Ollie was born a beautiful healthy baby boy on the 21/4/11. On the 23/8/11, when Ollie was just 4 months old, our lives changed forever. Ollie had a 45 minute tonic clonic seizure. He was rushed to hospital via ambulance, eventually it stopped after having rectal diazepam administered. Ollie then stayed in hospital for a week. Seizures returned on a regular basis, and Ollie had a number of tests, including lumber, blood, mri scans and eeg’s all of which were normal. Ollie was started on medication, some of which aggravated the seizures and made him have more. Ollie’s seizure types were Tonic clonic, complex partial seizures, myoclonic jerks and absences.
In February 2012, Ollie was given a blood test that was sent to Glasgow to a genetic center for testing. Ollie was diagnosed nearly 3 months later with a rare and life-limiting form of epilepsy which only affects 1 in 30,000. It is called Dravet syndrome, and was caused by a mutation in Ollie’s brain.
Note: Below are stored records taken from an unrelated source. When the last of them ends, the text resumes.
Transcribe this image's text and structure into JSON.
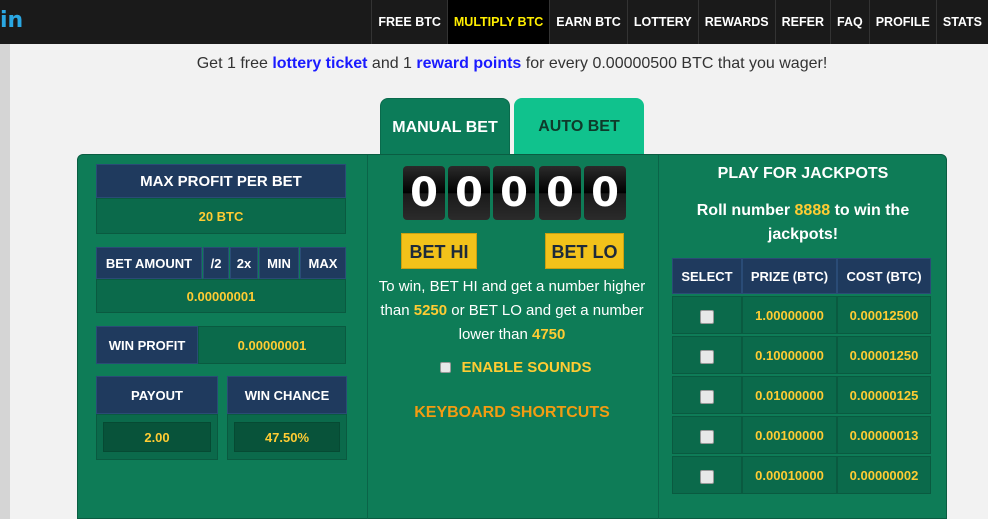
{
  "logo_fragment": "in",
  "nav": {
    "items": [
      {
        "label": "FREE BTC",
        "active": false
      },
      {
        "label": "MULTIPLY BTC",
        "active": true
      },
      {
        "label": "EARN BTC",
        "active": false
      },
      {
        "label": "LOTTERY",
        "active": false
      },
      {
        "label": "REWARDS",
        "active": false
      },
      {
        "label": "REFER",
        "active": false
      },
      {
        "label": "FAQ",
        "active": false
      },
      {
        "label": "PROFILE",
        "active": false
      },
      {
        "label": "STATS",
        "active": false
      }
    ]
  },
  "banner": {
    "prefix": "Get 1 free ",
    "lottery_link": "lottery ticket",
    "middle": " and 1 ",
    "reward_link": "reward points",
    "suffix": " for every 0.00000500 BTC that you wager!"
  },
  "tabs": {
    "manual": "MANUAL BET",
    "auto": "AUTO BET"
  },
  "left": {
    "max_profit_label": "MAX PROFIT PER BET",
    "max_profit_value": "20 BTC",
    "bet_amount_label": "BET AMOUNT",
    "half_label": "/2",
    "double_label": "2x",
    "min_label": "MIN",
    "max_label": "MAX",
    "bet_amount_value": "0.00000001",
    "win_profit_label": "WIN PROFIT",
    "win_profit_value": "0.00000001",
    "payout_label": "PAYOUT",
    "payout_value": "2.00",
    "win_chance_label": "WIN CHANCE",
    "win_chance_value": "47.50%"
  },
  "center": {
    "digits": [
      "0",
      "0",
      "0",
      "0",
      "0"
    ],
    "bet_hi": "BET HI",
    "bet_lo": "BET LO",
    "rule_1": "To win, BET HI and get a number higher",
    "rule_2a": "than ",
    "hi_number": "5250",
    "rule_2b": " or BET LO and get a number",
    "rule_3a": "lower than ",
    "lo_number": "4750",
    "sounds_label": "ENABLE SOUNDS",
    "shortcuts_label": "KEYBOARD SHORTCUTS"
  },
  "jackpot": {
    "title": "PLAY FOR JACKPOTS",
    "roll_prefix": "Roll number ",
    "roll_number": "8888",
    "roll_suffix": " to win the",
    "roll_line2": "jackpots!",
    "columns": [
      "SELECT",
      "PRIZE (BTC)",
      "COST (BTC)"
    ],
    "rows": [
      {
        "prize": "1.00000000",
        "cost": "0.00012500"
      },
      {
        "prize": "0.10000000",
        "cost": "0.00001250"
      },
      {
        "prize": "0.01000000",
        "cost": "0.00000125"
      },
      {
        "prize": "0.00100000",
        "cost": "0.00000013"
      },
      {
        "prize": "0.00010000",
        "cost": "0.00000002"
      }
    ]
  },
  "colors": {
    "panel_green": "#0e7c57",
    "navy_header": "#1f3a5e",
    "gold_text": "#ffcc33",
    "bet_button": "#f2c21a",
    "active_nav_text": "#ffee00",
    "shortcut_orange": "#f39c12"
  }
}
There is no reason for the mutation, it was there shortly after conception. My husband and I were both tested for the gene mutation and both of us were negative, which make’s Ollie’s mutation “de novo” (neither parent possessed nor transmitted). Medication was prescribed for Ollie and he was on four different types of anti-epileptic drugs. He took 12 syringes of medication a day to help control his seizures.
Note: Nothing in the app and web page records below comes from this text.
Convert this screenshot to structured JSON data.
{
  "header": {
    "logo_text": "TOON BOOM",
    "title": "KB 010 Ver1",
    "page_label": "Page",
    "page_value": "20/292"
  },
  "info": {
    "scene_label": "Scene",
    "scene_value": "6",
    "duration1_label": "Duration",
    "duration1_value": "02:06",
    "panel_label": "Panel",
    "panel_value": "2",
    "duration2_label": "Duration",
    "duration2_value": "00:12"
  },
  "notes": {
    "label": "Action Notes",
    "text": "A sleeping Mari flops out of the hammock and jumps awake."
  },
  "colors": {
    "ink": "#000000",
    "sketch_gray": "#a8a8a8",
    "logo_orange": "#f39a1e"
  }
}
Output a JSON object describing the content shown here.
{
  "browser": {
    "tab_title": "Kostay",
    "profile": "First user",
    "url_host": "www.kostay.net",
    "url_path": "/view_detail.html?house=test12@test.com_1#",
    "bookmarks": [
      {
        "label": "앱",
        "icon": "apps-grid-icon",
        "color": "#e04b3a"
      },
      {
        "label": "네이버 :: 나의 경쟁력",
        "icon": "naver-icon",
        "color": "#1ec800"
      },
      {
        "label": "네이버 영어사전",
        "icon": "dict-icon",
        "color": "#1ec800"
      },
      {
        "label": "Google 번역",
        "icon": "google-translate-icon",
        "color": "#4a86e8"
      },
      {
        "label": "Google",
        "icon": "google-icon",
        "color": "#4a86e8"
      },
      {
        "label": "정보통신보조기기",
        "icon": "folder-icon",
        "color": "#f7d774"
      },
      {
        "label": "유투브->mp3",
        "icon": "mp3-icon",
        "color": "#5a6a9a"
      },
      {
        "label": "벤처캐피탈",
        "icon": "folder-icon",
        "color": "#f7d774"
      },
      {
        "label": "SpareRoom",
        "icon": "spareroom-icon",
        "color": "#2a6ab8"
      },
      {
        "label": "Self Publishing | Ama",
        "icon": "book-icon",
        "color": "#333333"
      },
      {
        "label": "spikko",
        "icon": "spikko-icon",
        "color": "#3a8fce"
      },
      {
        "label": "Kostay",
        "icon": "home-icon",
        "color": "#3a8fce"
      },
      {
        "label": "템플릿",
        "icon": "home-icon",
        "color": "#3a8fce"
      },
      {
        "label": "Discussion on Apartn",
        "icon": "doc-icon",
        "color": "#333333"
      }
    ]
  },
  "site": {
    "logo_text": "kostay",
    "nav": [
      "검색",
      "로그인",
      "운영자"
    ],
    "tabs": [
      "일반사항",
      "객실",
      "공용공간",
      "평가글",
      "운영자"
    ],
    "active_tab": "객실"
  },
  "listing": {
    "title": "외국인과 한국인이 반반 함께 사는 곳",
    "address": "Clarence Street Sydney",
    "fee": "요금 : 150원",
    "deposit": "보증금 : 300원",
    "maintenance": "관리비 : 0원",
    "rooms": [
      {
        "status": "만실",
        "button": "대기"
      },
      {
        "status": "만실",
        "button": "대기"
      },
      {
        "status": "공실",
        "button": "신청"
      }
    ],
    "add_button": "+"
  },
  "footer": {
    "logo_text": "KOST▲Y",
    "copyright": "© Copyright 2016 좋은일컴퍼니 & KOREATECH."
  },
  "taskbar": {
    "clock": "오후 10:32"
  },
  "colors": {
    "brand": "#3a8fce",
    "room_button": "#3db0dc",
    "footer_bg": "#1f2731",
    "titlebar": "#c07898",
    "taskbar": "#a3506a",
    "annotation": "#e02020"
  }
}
Many things would trigger seizures for Ollie, some of his triggers included tiredness, being too cold, or too warm, excitement, and many others. It was hard to know he couldn’t always join in with other children, as if he played in the paddling pool for too long or jumped on a trampoline it could trigger one. I had picked up problems with Ollie’s heart rate during the night, via Ollie’s saturation monitor. I pushed for further testing at hospital, and Ollie was diagnosed with an intermittent complete heart block in July 2013. In the beginning of August 2013, Ollie had 3 hour long surgery to insert a pacemaker. This meant his heart rate couldn’t drop below 45bpm.
Ollie had trouble with his walking and was quite unsteady, some days much worse than others. He also had difficulty with eating and sleeping. Ollie’s speech had also been affected by the condition, and he had lost more than half of his speech. Ollie had been identified in November 2013, as having hearing loss in both ears so had two hearing aids. I was very hopeful that these would assist him with his speech. Ollie used an oxygen saturation monitor every time he slept. He also had a seizure alarm that was under his mattress, and an anti suffocation pillow.
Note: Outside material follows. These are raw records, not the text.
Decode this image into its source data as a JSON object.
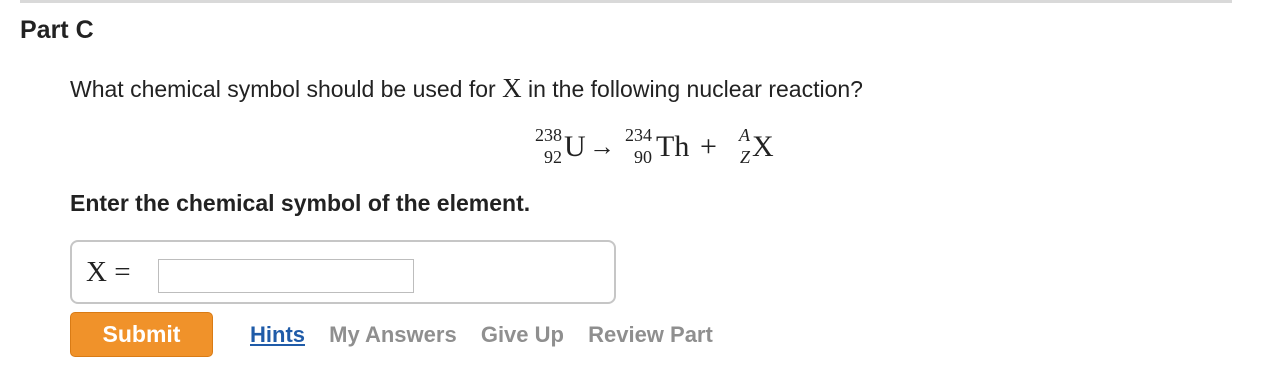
{
  "part": {
    "title": "Part C"
  },
  "question": {
    "text_before": "What chemical symbol should be used for ",
    "variable": "X",
    "text_after": " in the following nuclear reaction?"
  },
  "equation": {
    "reactant": {
      "mass": "238",
      "atomic": "92",
      "symbol": "U"
    },
    "arrow": "→",
    "product1": {
      "mass": "234",
      "atomic": "90",
      "symbol": "Th"
    },
    "plus": "+",
    "product2": {
      "mass": "A",
      "atomic": "Z",
      "symbol": "X"
    }
  },
  "instruction": "Enter the chemical symbol of the element.",
  "answer": {
    "label": "X =",
    "value": "",
    "placeholder": ""
  },
  "actions": {
    "submit_label": "Submit",
    "hints_label": "Hints",
    "my_answers_label": "My Answers",
    "give_up_label": "Give Up",
    "review_part_label": "Review Part"
  },
  "colors": {
    "submit_bg": "#f0922a",
    "link_active": "#1f5ba8",
    "link_disabled": "#8f8f8f"
  }
}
Despite what Ollie went through on a daily basis, he was always such a happy, loving little boy. He was an amazing, caring big brother to his younger twin brothers. He loved to play in the garden, and he loved to dance to gangnam style. Elmo was his favourite thing to watch on the television. We taught Ollie to use Makaton signing as his speech was deteriorating, he was incredible at it. Ollie had the most amazing personality, and his smile lit up every single room he entered.
December was brilliant, we went on a steam train to see santa, we saw santa the musical at the theatre, and he met the real Santa, too. Christmas day started out amazingly. Ollie was alert, happy and full of energy. At just before 6pm, Ollie had a tonic clonic seizure, and despite giving him his emergency medication and oxygen, the seizure wouldn’t stop. In fact it continued for 3 long hours. Staff at the hospital tried everything, to control it, he even had a line put into his bone marrow in the shin. Ollie was then put into an induced coma and finally it stopped. Tragically when the anaesthetic began to wear off Ollie started to have a different type of seizure (Myoclonic). This continued again for hours, and a team of intensive care staff were sent down from London to take him there. It was hard for them to stabilise Ollie enough to travel in the ambulance, but thankfully after 2 and a half hours, they managed to transfer him. The ambulance staff were amazing and so caring towards Ollie. Once we arrived in London, Ollie had over 10 canulas put in for different drugs. He fought so very hard, but sadly too much damage had been caused by the seizures, and Ollie could no longer fight. He never regained consciousness after the first seizure. On the 27th December, Ollie fell asleep peacefully with us, and will sleep with the angels now in heaven.
Ollie was so cruelly taken from us, by something that we had absolutely no power over, and that is so terrible to have to go through. As a parent you are there to protect your child, and we tried, we really did, but Dravet robbed us of our beautiful Son and gorgeous big brother to his younger twin brothers Hayden and Harley. Our whole family are feeling a pain that cannot be described. We want to continue raising money & awareness in Ollie’s honour, and hope that one day a cure will be found for those living with Dravet Syndrome. I had set up an awareness page for Ollie in October 2013. Please share Ollie’s pageto help us raise awareness of this evil condition